Despite suffering a horrific and violent attack aged just 12 years old, Mariatu Kamara has become a beacon of hope and resilience for women around the world.

A native of Sierra Leone now living in Canada, Mariatu is one of the women featured in the Women and War photography exhibition currently on show in the Powerscourt Gallery, Dublin 2.

Mariatu Kamara photographed by Nick Danziger

Mariatu Kamara photographed by Nick Danziger

In 1999, when Mariatu was 12 years old, rebels captured and tortured her as she came home from the fields, then chopped off her hands with a machete.

Remembering that night that changed her life forever, Mariatu says “When they cut off my hands I passed out.  I thought it was a dream which I could wake up from the next morning. But it was no dream.”  She continues, “Ten years on I am still wishing that it’s just a dream.”

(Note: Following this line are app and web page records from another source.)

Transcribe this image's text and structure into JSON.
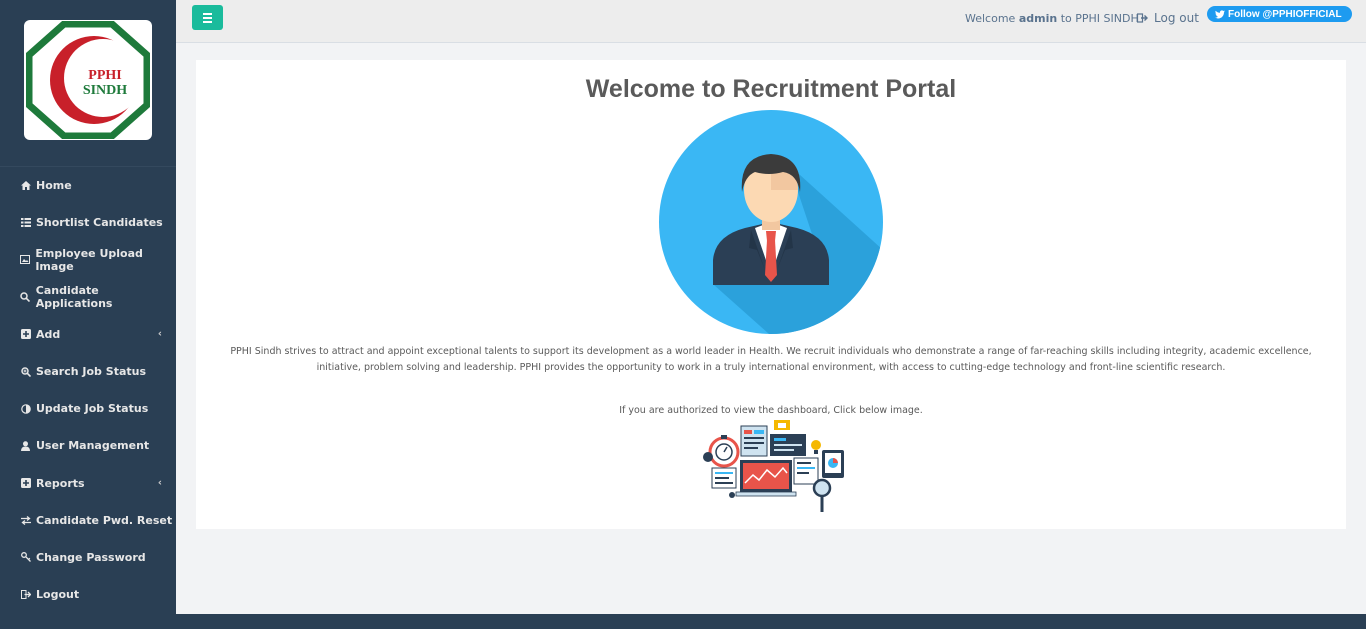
{
  "logo": {
    "line1": "PPHI",
    "line2": "SINDH"
  },
  "sidebar": {
    "items": [
      {
        "label": "Home",
        "icon": "home-icon",
        "has_caret": false
      },
      {
        "label": "Shortlist Candidates",
        "icon": "list-icon",
        "has_caret": false
      },
      {
        "label": "Employee Upload Image",
        "icon": "image-icon",
        "has_caret": false
      },
      {
        "label": "Candidate Applications",
        "icon": "search-icon",
        "has_caret": false
      },
      {
        "label": "Add",
        "icon": "plus-square-icon",
        "has_caret": true
      },
      {
        "label": "Search Job Status",
        "icon": "search-plus-icon",
        "has_caret": false
      },
      {
        "label": "Update Job Status",
        "icon": "adjust-icon",
        "has_caret": false
      },
      {
        "label": "User Management",
        "icon": "user-icon",
        "has_caret": false
      },
      {
        "label": "Reports",
        "icon": "plus-square-icon",
        "has_caret": true
      },
      {
        "label": "Candidate Pwd. Reset",
        "icon": "exchange-icon",
        "has_caret": false
      },
      {
        "label": "Change Password",
        "icon": "key-icon",
        "has_caret": false
      },
      {
        "label": "Logout",
        "icon": "sign-out-icon",
        "has_caret": false
      }
    ],
    "caret": "‹"
  },
  "topnav": {
    "welcome_prefix": "Welcome",
    "username": "admin",
    "welcome_suffix": "to PPHI SINDH",
    "logout_label": "Log out",
    "twitter_label": "Follow @PPHIOFFICIAL"
  },
  "main": {
    "title": "Welcome to Recruitment Portal",
    "about": "PPHI Sindh strives to attract and appoint exceptional talents to support its development as a world leader in Health. We recruit individuals who demonstrate a range of far-reaching skills including integrity, academic excellence, initiative, problem solving and leadership. PPHI provides the opportunity to work in a truly international environment, with access to cutting-edge technology and front-line scientific research.",
    "auth_note": "If you are authorized to view the dashboard, Click below image."
  },
  "colors": {
    "sidebar_bg": "#2a3f54",
    "accent": "#1abb9c",
    "twitter": "#1d9bf0",
    "avatar_circle": "#3db8f5"
  }
}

“I begged them for a long time not to cut off my hands.  I said kill me but do not cut off my hands.”

Maimed and devastated, she spent three years in a refugee camp, begging on the streets of Freetown to survive.  There were 260 amputees living in the camp, some were children as young as 2 years old.  In this camp Mariatu was given some prosthetic hands, but they were heavy and ‘didn’t look like hands’.

Listen to Mariatu tell her story:

Her resilient nature prompted her to join a camp theatre troupe, and with other young amputees, she helped raise awareness of her country’s plight by performing and dancing.

Speaking at a recent launch of images taken of her in 2001 by award winning photographer nick Danziger, Mariatu said, “I am one of the lucky ones to be here,” adding, “Being part of this exhibition is life-changing. I am here for all those women.”

Mariatu now lives in Toronto. She became a social worker so she could help women and children and is now Canada’s UNICEF Special Representative for Children in Armed Conflict.

She has a 10-month old daughter whom she named Amira, meaning “Princess.” She said her daughter gives her hope for the future.

Her book “The Bite of the Mango,” written with the help of Canadian journalist/author Susan McClelland, takes its name from the first food Mariatu ate after she was attacked.